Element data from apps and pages
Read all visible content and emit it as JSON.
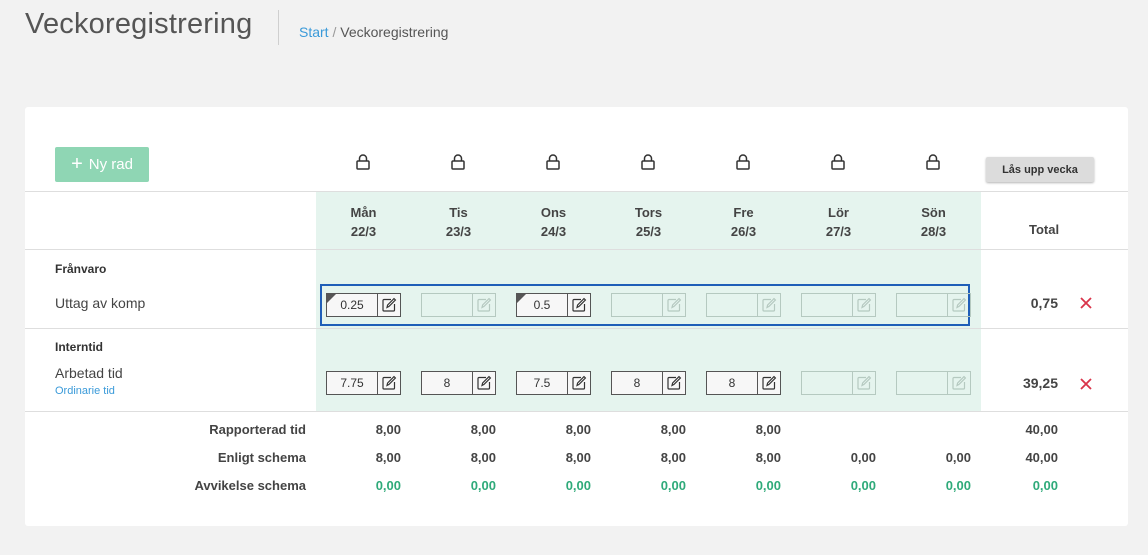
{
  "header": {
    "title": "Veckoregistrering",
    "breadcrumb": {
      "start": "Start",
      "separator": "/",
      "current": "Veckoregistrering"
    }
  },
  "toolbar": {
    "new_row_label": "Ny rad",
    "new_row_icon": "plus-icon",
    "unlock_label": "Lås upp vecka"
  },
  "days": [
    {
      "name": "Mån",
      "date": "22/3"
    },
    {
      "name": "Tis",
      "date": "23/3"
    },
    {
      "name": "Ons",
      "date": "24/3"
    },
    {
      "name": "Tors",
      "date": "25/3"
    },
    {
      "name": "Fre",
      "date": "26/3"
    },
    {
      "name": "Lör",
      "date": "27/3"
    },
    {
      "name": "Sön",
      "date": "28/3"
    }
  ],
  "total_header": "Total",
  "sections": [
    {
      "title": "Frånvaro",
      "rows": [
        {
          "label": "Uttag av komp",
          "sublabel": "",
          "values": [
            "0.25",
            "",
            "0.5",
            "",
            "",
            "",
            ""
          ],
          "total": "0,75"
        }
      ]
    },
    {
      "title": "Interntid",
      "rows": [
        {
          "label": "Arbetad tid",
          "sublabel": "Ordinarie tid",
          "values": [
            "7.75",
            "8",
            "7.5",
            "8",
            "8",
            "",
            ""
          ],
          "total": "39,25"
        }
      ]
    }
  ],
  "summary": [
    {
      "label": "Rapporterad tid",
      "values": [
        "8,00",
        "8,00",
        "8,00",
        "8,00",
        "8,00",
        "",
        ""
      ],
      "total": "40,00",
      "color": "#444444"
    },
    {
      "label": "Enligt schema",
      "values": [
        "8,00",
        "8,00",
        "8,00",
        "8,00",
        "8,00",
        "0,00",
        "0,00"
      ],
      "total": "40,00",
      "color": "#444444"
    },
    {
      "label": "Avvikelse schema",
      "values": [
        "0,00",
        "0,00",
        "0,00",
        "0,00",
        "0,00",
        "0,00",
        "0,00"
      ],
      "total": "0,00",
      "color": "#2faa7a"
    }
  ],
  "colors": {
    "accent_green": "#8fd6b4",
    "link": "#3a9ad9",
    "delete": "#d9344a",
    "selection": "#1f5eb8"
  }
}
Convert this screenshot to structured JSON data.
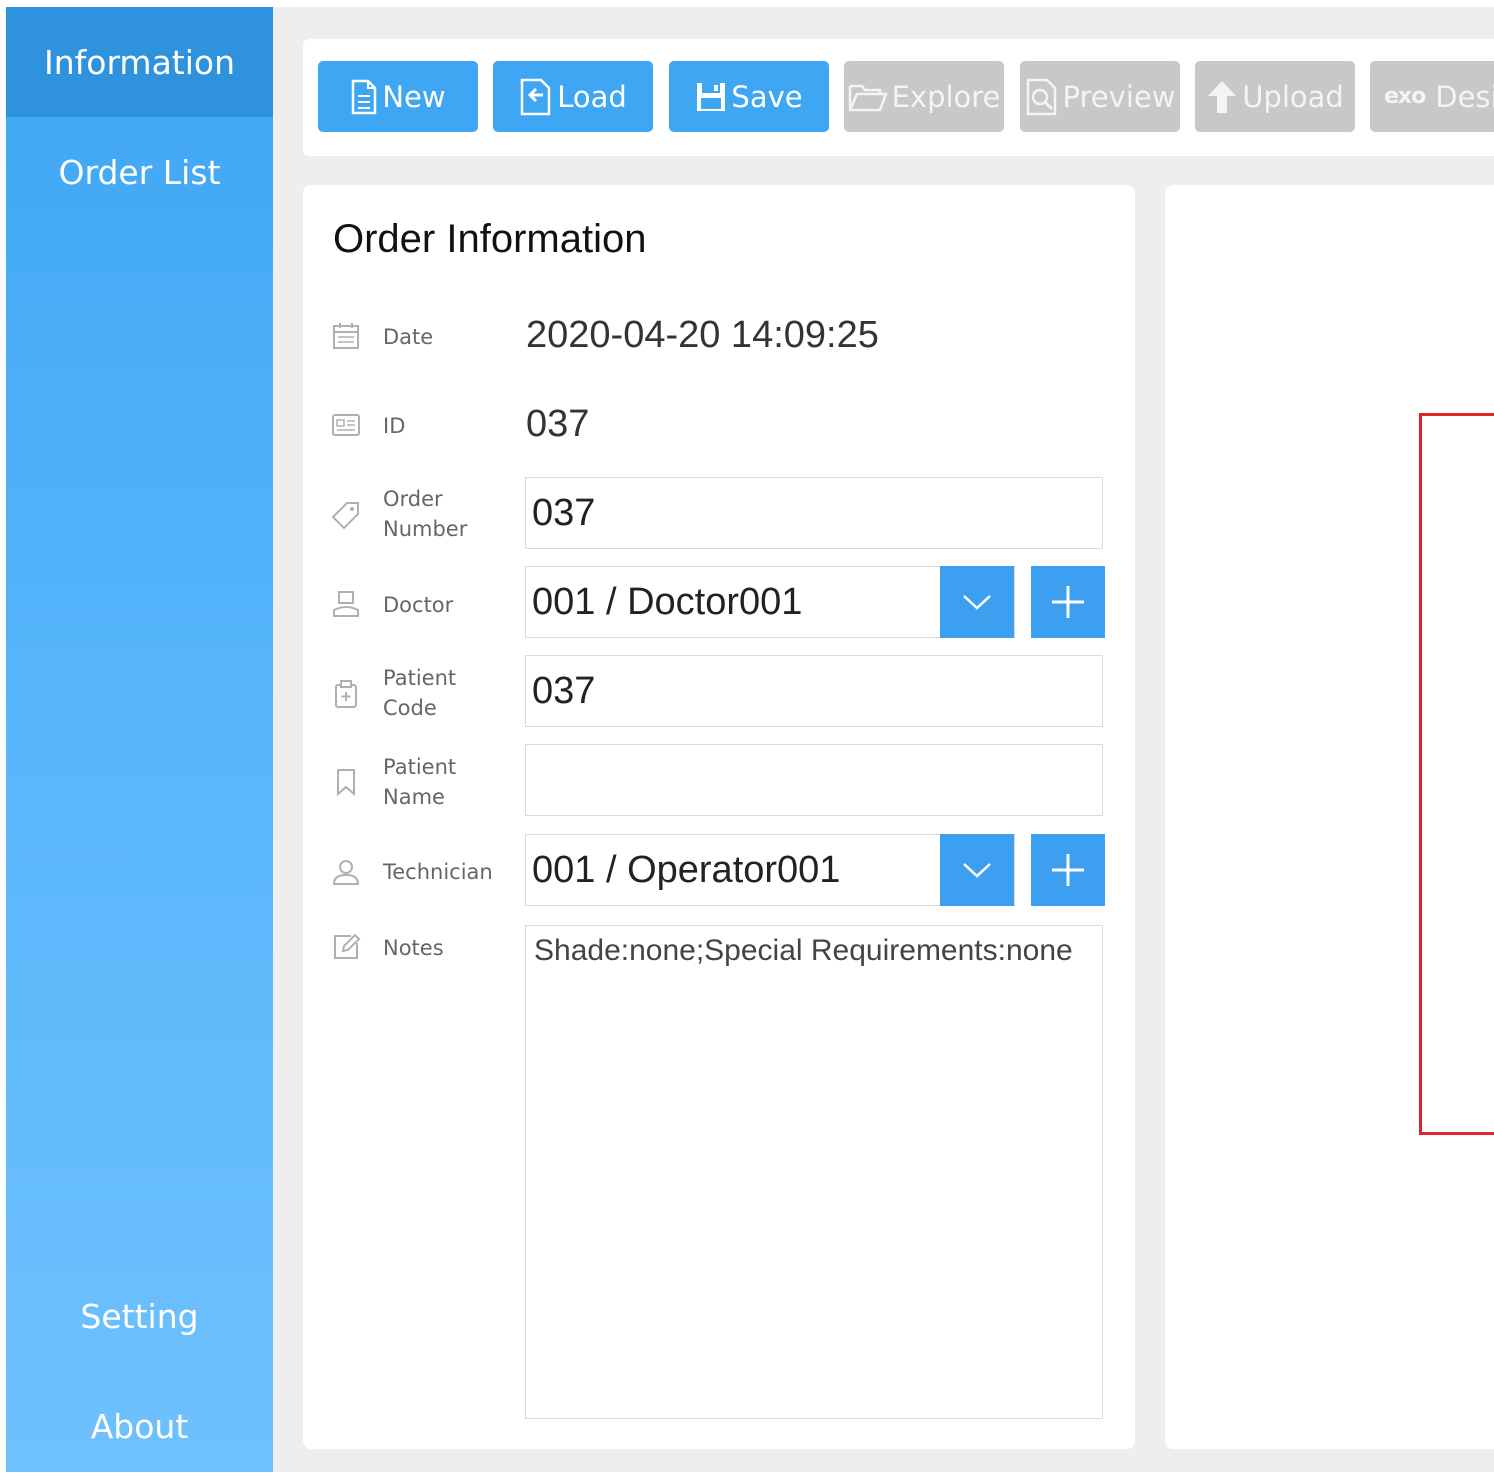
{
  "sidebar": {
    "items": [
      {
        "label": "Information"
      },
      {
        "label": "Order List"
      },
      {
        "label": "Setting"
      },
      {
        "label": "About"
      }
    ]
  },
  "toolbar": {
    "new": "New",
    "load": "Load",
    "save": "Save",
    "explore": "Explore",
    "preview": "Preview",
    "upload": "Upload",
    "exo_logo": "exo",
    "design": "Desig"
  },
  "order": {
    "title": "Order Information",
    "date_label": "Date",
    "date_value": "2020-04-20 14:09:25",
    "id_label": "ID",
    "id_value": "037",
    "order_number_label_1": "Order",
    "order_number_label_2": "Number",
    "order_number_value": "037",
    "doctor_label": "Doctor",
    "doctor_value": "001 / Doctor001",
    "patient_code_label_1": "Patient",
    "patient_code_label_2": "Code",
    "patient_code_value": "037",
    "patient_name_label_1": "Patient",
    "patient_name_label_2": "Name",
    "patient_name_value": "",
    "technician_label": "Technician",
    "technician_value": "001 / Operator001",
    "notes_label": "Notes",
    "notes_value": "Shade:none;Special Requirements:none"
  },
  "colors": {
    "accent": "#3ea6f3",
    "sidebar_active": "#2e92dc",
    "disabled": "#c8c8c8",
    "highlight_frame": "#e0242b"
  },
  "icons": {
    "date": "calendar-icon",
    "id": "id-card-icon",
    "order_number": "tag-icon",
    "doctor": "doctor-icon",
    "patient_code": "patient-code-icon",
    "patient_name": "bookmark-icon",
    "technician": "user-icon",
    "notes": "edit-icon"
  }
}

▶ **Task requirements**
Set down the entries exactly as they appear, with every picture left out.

▶ **Reply**
Read all visible content and emit it as JSON.
{
  "header": {
    "title": "Veckoregistrering",
    "breadcrumb": {
      "start": "Start",
      "separator": "/",
      "current": "Veckoregistrering"
    }
  },
  "toolbar": {
    "new_row_label": "Ny rad",
    "new_row_icon": "plus-icon",
    "unlock_label": "Lås upp vecka"
  },
  "days": [
    {
      "name": "Mån",
      "date": "22/3"
    },
    {
      "name": "Tis",
      "date": "23/3"
    },
    {
      "name": "Ons",
      "date": "24/3"
    },
    {
      "name": "Tors",
      "date": "25/3"
    },
    {
      "name": "Fre",
      "date": "26/3"
    },
    {
      "name": "Lör",
      "date": "27/3"
    },
    {
      "name": "Sön",
      "date": "28/3"
    }
  ],
  "total_header": "Total",
  "sections": [
    {
      "title": "Frånvaro",
      "rows": [
        {
          "label": "Uttag av komp",
          "sublabel": "",
          "values": [
            "0.25",
            "",
            "0.5",
            "",
            "",
            "",
            ""
          ],
          "total": "0,75"
        }
      ]
    },
    {
      "title": "Interntid",
      "rows": [
        {
          "label": "Arbetad tid",
          "sublabel": "Ordinarie tid",
          "values": [
            "7.75",
            "8",
            "7.5",
            "8",
            "8",
            "",
            ""
          ],
          "total": "39,25"
        }
      ]
    }
  ],
  "summary": [
    {
      "label": "Rapporterad tid",
      "values": [
        "8,00",
        "8,00",
        "8,00",
        "8,00",
        "8,00",
        "",
        ""
      ],
      "total": "40,00",
      "color": "#444444"
    },
    {
      "label": "Enligt schema",
      "values": [
        "8,00",
        "8,00",
        "8,00",
        "8,00",
        "8,00",
        "0,00",
        "0,00"
      ],
      "total": "40,00",
      "color": "#444444"
    },
    {
      "label": "Avvikelse schema",
      "values": [
        "0,00",
        "0,00",
        "0,00",
        "0,00",
        "0,00",
        "0,00",
        "0,00"
      ],
      "total": "0,00",
      "color": "#2faa7a"
    }
  ],
  "colors": {
    "accent_green": "#8fd6b4",
    "link": "#3a9ad9",
    "delete": "#d9344a",
    "selection": "#1f5eb8"
  }
}
Convert this screenshot to structured JSON data.
{
  "sidebar": {
    "items": [
      {
        "label": "Information"
      },
      {
        "label": "Order List"
      },
      {
        "label": "Setting"
      },
      {
        "label": "About"
      }
    ]
  },
  "toolbar": {
    "new": "New",
    "load": "Load",
    "save": "Save",
    "explore": "Explore",
    "preview": "Preview",
    "upload": "Upload",
    "exo_logo": "exo",
    "design": "Desig"
  },
  "order": {
    "title": "Order Information",
    "date_label": "Date",
    "date_value": "2020-04-20 14:09:25",
    "id_label": "ID",
    "id_value": "037",
    "order_number_label_1": "Order",
    "order_number_label_2": "Number",
    "order_number_value": "037",
    "doctor_label": "Doctor",
    "doctor_value": "001 / Doctor001",
    "patient_code_label_1": "Patient",
    "patient_code_label_2": "Code",
    "patient_code_value": "037",
    "patient_name_label_1": "Patient",
    "patient_name_label_2": "Name",
    "patient_name_value": "",
    "technician_label": "Technician",
    "technician_value": "001 / Operator001",
    "notes_label": "Notes",
    "notes_value": "Shade:none;Special Requirements:none"
  },
  "colors": {
    "accent": "#3ea6f3",
    "sidebar_active": "#2e92dc",
    "disabled": "#c8c8c8",
    "highlight_frame": "#e0242b"
  },
  "icons": {
    "date": "calendar-icon",
    "id": "id-card-icon",
    "order_number": "tag-icon",
    "doctor": "doctor-icon",
    "patient_code": "patient-code-icon",
    "patient_name": "bookmark-icon",
    "technician": "user-icon",
    "notes": "edit-icon"
  }
}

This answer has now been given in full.